# HOW TO COMPLETE THIS TASK
Look through the records below and say how many lines include "screenshot". Give only that number.

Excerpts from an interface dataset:
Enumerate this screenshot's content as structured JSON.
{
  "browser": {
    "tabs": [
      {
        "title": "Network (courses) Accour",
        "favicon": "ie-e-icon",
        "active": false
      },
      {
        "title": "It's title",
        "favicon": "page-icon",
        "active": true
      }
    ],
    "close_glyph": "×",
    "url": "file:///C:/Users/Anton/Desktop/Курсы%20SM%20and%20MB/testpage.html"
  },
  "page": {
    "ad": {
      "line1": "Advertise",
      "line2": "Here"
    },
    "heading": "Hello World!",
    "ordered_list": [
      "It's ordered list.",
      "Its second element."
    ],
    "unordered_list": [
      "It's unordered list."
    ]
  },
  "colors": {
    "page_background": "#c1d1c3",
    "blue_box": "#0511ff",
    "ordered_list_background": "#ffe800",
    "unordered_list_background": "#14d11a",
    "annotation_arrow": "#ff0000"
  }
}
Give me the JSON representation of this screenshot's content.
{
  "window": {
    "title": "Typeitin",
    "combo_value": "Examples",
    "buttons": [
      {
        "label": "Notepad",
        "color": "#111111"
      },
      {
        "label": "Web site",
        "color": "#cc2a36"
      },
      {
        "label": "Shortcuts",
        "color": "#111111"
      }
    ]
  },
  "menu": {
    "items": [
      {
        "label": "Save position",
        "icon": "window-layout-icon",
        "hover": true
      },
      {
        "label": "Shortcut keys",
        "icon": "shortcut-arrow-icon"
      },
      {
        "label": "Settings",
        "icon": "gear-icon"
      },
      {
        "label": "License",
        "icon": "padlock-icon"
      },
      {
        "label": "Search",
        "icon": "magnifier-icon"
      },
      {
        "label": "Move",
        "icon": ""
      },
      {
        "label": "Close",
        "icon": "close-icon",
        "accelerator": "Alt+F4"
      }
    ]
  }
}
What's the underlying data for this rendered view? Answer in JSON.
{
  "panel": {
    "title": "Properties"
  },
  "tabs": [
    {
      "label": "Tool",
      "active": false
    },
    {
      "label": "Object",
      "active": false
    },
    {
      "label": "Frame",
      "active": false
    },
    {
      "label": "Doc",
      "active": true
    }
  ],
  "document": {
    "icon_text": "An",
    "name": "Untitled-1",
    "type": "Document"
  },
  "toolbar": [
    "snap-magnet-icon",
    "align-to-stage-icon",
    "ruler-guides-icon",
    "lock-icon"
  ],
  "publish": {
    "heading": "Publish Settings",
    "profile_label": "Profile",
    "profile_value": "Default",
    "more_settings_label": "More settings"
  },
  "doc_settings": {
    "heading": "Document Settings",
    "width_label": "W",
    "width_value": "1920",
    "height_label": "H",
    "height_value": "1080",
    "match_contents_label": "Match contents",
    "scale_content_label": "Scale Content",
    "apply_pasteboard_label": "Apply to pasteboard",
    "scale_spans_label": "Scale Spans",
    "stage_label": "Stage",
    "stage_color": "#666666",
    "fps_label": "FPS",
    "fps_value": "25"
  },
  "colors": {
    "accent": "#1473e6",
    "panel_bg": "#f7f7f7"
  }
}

# TASK RESPONSE
2